The most affected institutions are the University of Nairobi, Moi University, Egerton University, Technical University of Kenya, and Kenyatta University. Maseno University and Jomo Kenyatta University of Science and Technology too have nothing to celebrate.

The principal secretary of the National Treasury, Julius Muia, said that currently, some universities have inadequate manpower, especially the teaching staff, while some have bloated administrative staff. He said that reorganising the human resources at these universities will require extra funding for downsizing, with Egerton University requesting to be allocated Sh1.5 billion for retrenchment of staff.

With the declining internally generated revenues triggered by a reduction in the intake of Module II students and the adverse effects of the Covid-19 pandemic, universities’ debts are likely to increase.

The PS noted that at the moment, the government is not financing any university projects, bearing in mind that the institutions currently require Sh52.8 billion to complete all the ongoing projects.

“The allocation for development has declined from Sh8.4 billion to Sh3.4 billion from 2018/19 to the 2020/21 financial year,” he said.

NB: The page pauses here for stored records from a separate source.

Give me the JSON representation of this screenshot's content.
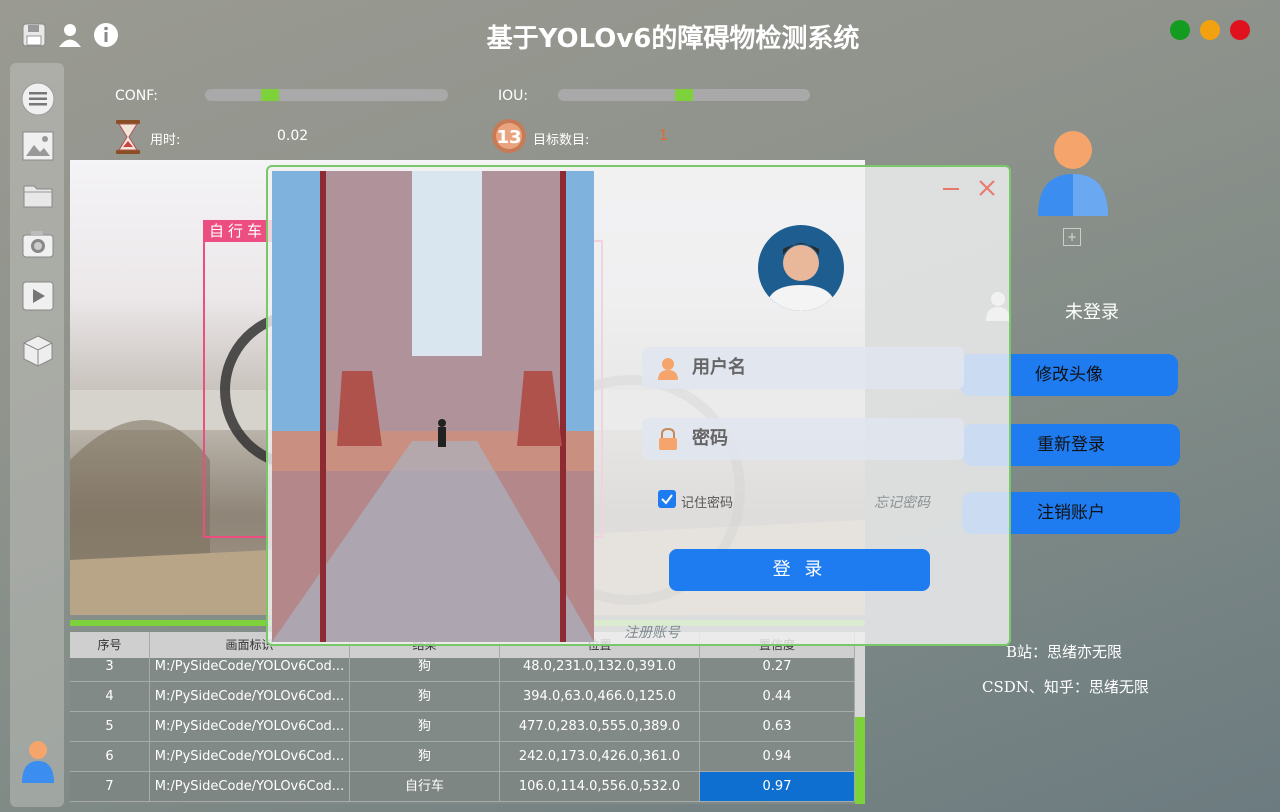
{
  "app": {
    "title": "基于YOLOv6的障碍物检测系统",
    "window_controls": {
      "colors": [
        "#139c1f",
        "#f2a20f",
        "#e0121e"
      ]
    }
  },
  "toolbar_icons": [
    "save-icon",
    "user-icon",
    "info-icon"
  ],
  "sidebar_icons": [
    "menu-icon",
    "image-icon",
    "folder-icon",
    "camera-icon",
    "video-icon",
    "model-cube-icon",
    "user-avatar-icon"
  ],
  "controls": {
    "conf_label": "CONF:",
    "conf_value": 0.25,
    "iou_label": "IOU:",
    "iou_value": 0.5,
    "time_label": "用时:",
    "time_value": "0.02",
    "count_label": "目标数目:",
    "count_value": "1"
  },
  "detection": {
    "label": "自行车",
    "color": "#ec4e82"
  },
  "table": {
    "headers": [
      "序号",
      "画面标识",
      "结果",
      "位置",
      "置信度"
    ],
    "rows": [
      {
        "idx": "3",
        "path": "M:/PySideCode/YOLOv6Cod...",
        "result": "狗",
        "pos": "48.0,231.0,132.0,391.0",
        "conf": "0.27"
      },
      {
        "idx": "4",
        "path": "M:/PySideCode/YOLOv6Cod...",
        "result": "狗",
        "pos": "394.0,63.0,466.0,125.0",
        "conf": "0.44"
      },
      {
        "idx": "5",
        "path": "M:/PySideCode/YOLOv6Cod...",
        "result": "狗",
        "pos": "477.0,283.0,555.0,389.0",
        "conf": "0.63"
      },
      {
        "idx": "6",
        "path": "M:/PySideCode/YOLOv6Cod...",
        "result": "狗",
        "pos": "242.0,173.0,426.0,361.0",
        "conf": "0.94"
      },
      {
        "idx": "7",
        "path": "M:/PySideCode/YOLOv6Cod...",
        "result": "自行车",
        "pos": "106.0,114.0,556.0,532.0",
        "conf": "0.97"
      }
    ]
  },
  "right_panel": {
    "status": "未登录",
    "buttons": [
      "修改头像",
      "重新登录",
      "注销账户"
    ],
    "credit1": "B站：思绪亦无限",
    "credit2": "CSDN、知乎：思绪无限"
  },
  "login": {
    "username_placeholder": "用户名",
    "password_placeholder": "密码",
    "remember_label": "记住密码",
    "remember_checked": true,
    "forgot_label": "忘记密码",
    "login_button": "登 录",
    "register_link": "注册账号"
  }
}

Prof Muluvi said that a special fund should be established to revamp physical facilities in public universities since this would ensure that learning facilities are brought up to standards adequate for learning at university level.

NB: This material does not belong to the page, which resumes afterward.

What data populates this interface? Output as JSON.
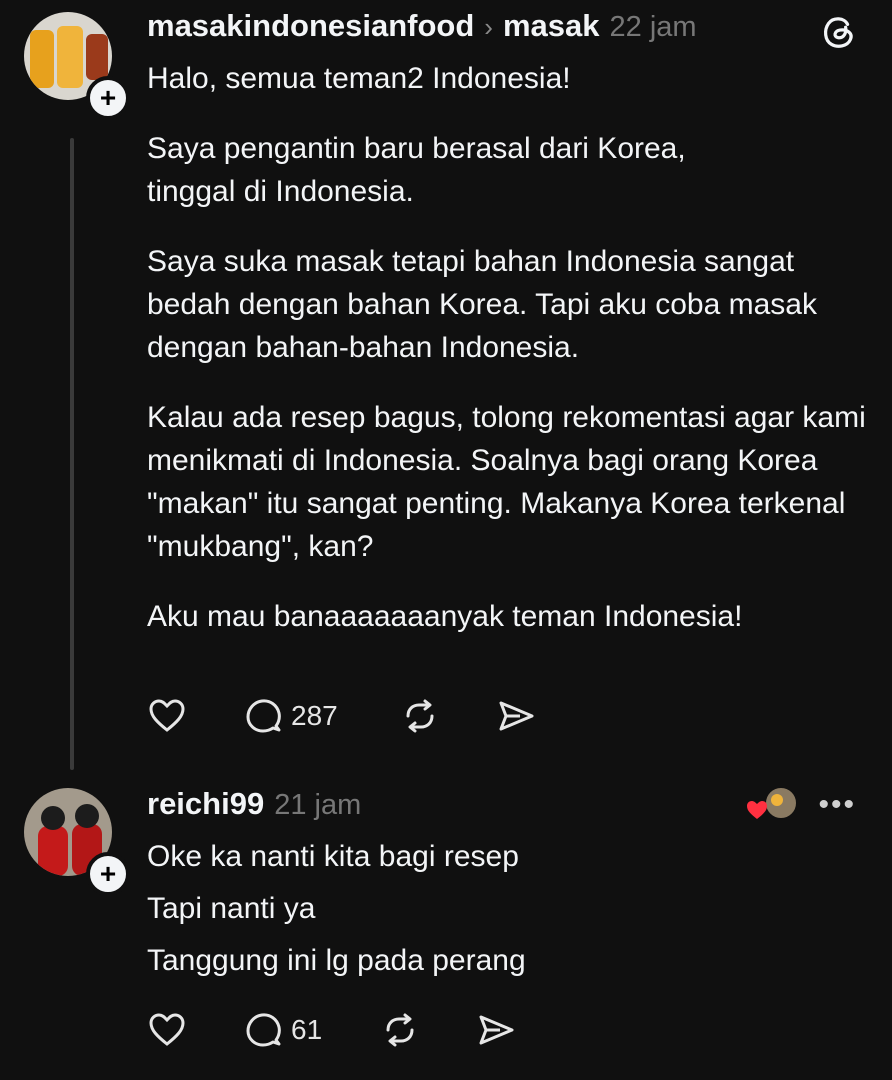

Full salary

He noted that newly established universities should receive a standard funding of Sh300 million and above to take care of various start up projects, including infrastructure and human resource capacity. This funding, he added should be offered for up to five years.

Vice chancellors further want the Treasury to fully fund the collective bargaining agreements (CBAs) with unions to ensure that staff receive their full salary.

Currently, he noted, most universities are not paying salaries as negotiated by unions.

Pension for staff has also not been factored in. From the current 2017-2021 Sh8.8 Billion CBA, the government has only provided Sh6.6 billion. The balance of Sh2.2 billion is yet to be paid, meaning that most universities are unable to pay full salaries.

Sh55 billion

The disbursement to universities during the 2018-2019 financial to 2020/21 financial year was Sh44 billion compared to the Sh55 billion for 2018/19 and 2019/20 financial years. For the 2020/2021 financial year, the Exchequer release for the first quarter was Sh16.02 billion.

During the same period, private universities received Sh1.976 billion and Sh2.5 billion respectively for students who opted to learn in the institutions, an amount vice chancellors want increased to help the institutions support government-sponsored students.

Private Universities Vice Chancellors’ Committee chair, Prof Kisau Mumo, noted that the average funding per student in private institutions by the government is Sh28, 978, while those in public universities receive Sh139,891 as capitation.

The principal secretary for Higher Education and Research, Simon Nabukwesi, weighed in on the matter, saying that the Ministry of Education will urge universities to prioritise critical non-discretionary expenditures such as statutory deductions in their budgeting.

“The Ministry of Education will also develop policy measures to ensure that all the income generated by universities is fully accounted for by the various universities, sealing all revenue leakages,” he assured.